Our students’ lives include single mothers, numerous siblings, incarcerated fathers, domestic violence, drug and alcohol abuse, custody battles, and a rotating cast of stepfathers. The risk of a wild allegation from a parent or family member informs every decision we make, and the union’s assurance of legal and financial support is tempting, even for someone like me who disapproves of the political activities my dues would be supporting.

The union is not shy in expressing its displeasure with nonmembers like me; the aforementioned email even included the following: “If you are not yet a member, please take the time to fill out the attached membership application. It’s time that you join to support our efforts to improve our profession.”

I don’t think it occurred to me until hearing commentary on the recent Supreme Court case that without the union, I could actually negotiate my own salary with my employer. As it is, I am stuck in a gridlock. Barring extreme circumstances, my employment is guaranteed, and yet I cannot receive any performance-based raises or bonuses. Whether I take the time and energy to prepare and execute exciting learning activities or have my students complete premade worksheets for every subject, I will make the exact same salary this coming year as every other teacher in my district who is in their second year and has a master’s degree.

Some may call me a freeloader, because the union negotiates my salary each year despite receiving no money from me, but I feel that whatever benefit I receive from this service is outweighed by the fact that the union’s collective bargaining with the district puts me in a position to be unable to ask for extra income for stellar work.

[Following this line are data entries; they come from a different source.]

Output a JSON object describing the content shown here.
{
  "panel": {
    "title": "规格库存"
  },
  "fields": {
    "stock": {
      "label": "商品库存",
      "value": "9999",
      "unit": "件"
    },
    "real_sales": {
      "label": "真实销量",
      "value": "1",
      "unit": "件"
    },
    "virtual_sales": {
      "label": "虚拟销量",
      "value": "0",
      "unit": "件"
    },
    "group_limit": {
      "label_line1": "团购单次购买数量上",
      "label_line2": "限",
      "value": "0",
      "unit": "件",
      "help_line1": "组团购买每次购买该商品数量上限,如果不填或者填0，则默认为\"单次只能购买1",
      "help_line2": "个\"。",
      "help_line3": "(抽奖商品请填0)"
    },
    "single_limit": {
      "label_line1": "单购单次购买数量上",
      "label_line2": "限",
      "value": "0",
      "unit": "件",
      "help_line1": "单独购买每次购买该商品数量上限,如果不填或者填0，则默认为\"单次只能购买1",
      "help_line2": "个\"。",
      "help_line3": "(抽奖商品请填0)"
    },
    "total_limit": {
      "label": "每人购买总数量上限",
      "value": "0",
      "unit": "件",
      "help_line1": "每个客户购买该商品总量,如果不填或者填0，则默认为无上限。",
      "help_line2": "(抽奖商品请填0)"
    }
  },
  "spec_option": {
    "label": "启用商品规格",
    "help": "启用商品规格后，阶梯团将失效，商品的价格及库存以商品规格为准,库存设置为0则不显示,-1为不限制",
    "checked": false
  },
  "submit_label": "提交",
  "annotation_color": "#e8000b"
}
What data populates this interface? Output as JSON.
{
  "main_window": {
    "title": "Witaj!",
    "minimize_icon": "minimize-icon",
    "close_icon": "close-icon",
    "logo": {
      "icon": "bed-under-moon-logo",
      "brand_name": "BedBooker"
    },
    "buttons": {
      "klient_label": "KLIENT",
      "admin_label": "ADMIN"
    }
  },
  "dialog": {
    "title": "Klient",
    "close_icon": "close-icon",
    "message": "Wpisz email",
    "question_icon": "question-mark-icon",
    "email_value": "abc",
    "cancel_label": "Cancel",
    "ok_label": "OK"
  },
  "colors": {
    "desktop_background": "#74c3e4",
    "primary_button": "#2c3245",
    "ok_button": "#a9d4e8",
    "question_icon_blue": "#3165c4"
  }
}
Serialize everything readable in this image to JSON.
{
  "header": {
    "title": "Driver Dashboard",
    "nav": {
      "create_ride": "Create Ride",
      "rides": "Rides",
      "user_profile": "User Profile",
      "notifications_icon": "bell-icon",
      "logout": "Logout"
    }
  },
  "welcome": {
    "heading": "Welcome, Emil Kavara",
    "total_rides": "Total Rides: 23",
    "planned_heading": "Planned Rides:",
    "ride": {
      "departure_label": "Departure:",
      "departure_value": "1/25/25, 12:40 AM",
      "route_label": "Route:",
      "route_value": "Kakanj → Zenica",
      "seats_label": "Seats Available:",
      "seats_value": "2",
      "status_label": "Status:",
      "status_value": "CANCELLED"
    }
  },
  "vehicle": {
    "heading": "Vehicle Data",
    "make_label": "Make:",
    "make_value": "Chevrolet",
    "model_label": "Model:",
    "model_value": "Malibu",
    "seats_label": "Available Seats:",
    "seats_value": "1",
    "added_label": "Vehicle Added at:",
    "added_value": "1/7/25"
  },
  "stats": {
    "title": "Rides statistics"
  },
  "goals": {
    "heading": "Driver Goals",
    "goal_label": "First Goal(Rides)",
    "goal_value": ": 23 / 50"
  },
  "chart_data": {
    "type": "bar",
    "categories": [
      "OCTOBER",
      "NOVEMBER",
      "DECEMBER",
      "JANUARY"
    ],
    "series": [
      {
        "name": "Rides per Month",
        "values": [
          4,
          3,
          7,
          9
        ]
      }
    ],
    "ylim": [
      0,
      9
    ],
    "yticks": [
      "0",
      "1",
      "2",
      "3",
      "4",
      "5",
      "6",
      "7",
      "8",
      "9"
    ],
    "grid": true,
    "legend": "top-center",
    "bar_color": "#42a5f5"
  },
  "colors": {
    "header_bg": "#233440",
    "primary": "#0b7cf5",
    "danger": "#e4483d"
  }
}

Most teachers I know and with whom I work go above and beyond their job descriptions on a daily basis, despite knowing they will take home the same paycheck regardless of their efforts. Still, imagine the improvements that could be made to education if teachers were incentivized to go the extra mile and work at their highest capacity in return for more than just a warm fuzzy feeling inside.

The local union could negotiate a plan that gives excellent teachers the opportunity to receive bonuses, but they, like seemingly every teachers’ union in the country, value seniority over effectiveness. Thus, as long as the union is negotiating salary schedules on behalf of every teacher in the district, everyone with the same education and experience will earn the exact same salary. If I am going to be locked into a salary schedule that provides no opportunity for performance-based raises or bonuses regardless of whether or not I am a union member, consider me a proud freeloader.

Sarah Mindlin is an elementary school teacher in New Mexico.

The Federalist